** Opening INPUT DATA block **

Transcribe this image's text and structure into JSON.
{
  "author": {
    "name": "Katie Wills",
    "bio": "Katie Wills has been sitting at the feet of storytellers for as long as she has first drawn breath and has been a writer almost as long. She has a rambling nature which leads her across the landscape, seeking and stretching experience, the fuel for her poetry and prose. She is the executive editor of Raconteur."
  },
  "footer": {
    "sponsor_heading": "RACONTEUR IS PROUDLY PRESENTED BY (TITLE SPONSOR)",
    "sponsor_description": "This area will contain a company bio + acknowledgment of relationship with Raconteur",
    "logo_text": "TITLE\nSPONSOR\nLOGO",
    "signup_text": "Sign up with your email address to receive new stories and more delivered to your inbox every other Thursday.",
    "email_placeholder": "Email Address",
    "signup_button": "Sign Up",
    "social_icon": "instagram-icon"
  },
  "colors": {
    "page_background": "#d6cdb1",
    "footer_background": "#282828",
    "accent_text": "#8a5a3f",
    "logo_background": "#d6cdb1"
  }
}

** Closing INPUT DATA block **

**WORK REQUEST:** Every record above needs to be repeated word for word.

**EXERCISE RESULT:**
Transcribe this image's text and structure into JSON.
{
  "author": {
    "name": "Katie Wills",
    "bio": "Katie Wills has been sitting at the feet of storytellers for as long as she has first drawn breath and has been a writer almost as long. She has a rambling nature which leads her across the landscape, seeking and stretching experience, the fuel for her poetry and prose. She is the executive editor of Raconteur."
  },
  "footer": {
    "sponsor_heading": "RACONTEUR IS PROUDLY PRESENTED BY (TITLE SPONSOR)",
    "sponsor_description": "This area will contain a company bio + acknowledgment of relationship with Raconteur",
    "logo_text": "TITLE\nSPONSOR\nLOGO",
    "signup_text": "Sign up with your email address to receive new stories and more delivered to your inbox every other Thursday.",
    "email_placeholder": "Email Address",
    "signup_button": "Sign Up",
    "social_icon": "instagram-icon"
  },
  "colors": {
    "page_background": "#d6cdb1",
    "footer_background": "#282828",
    "accent_text": "#8a5a3f",
    "logo_background": "#d6cdb1"
  }
}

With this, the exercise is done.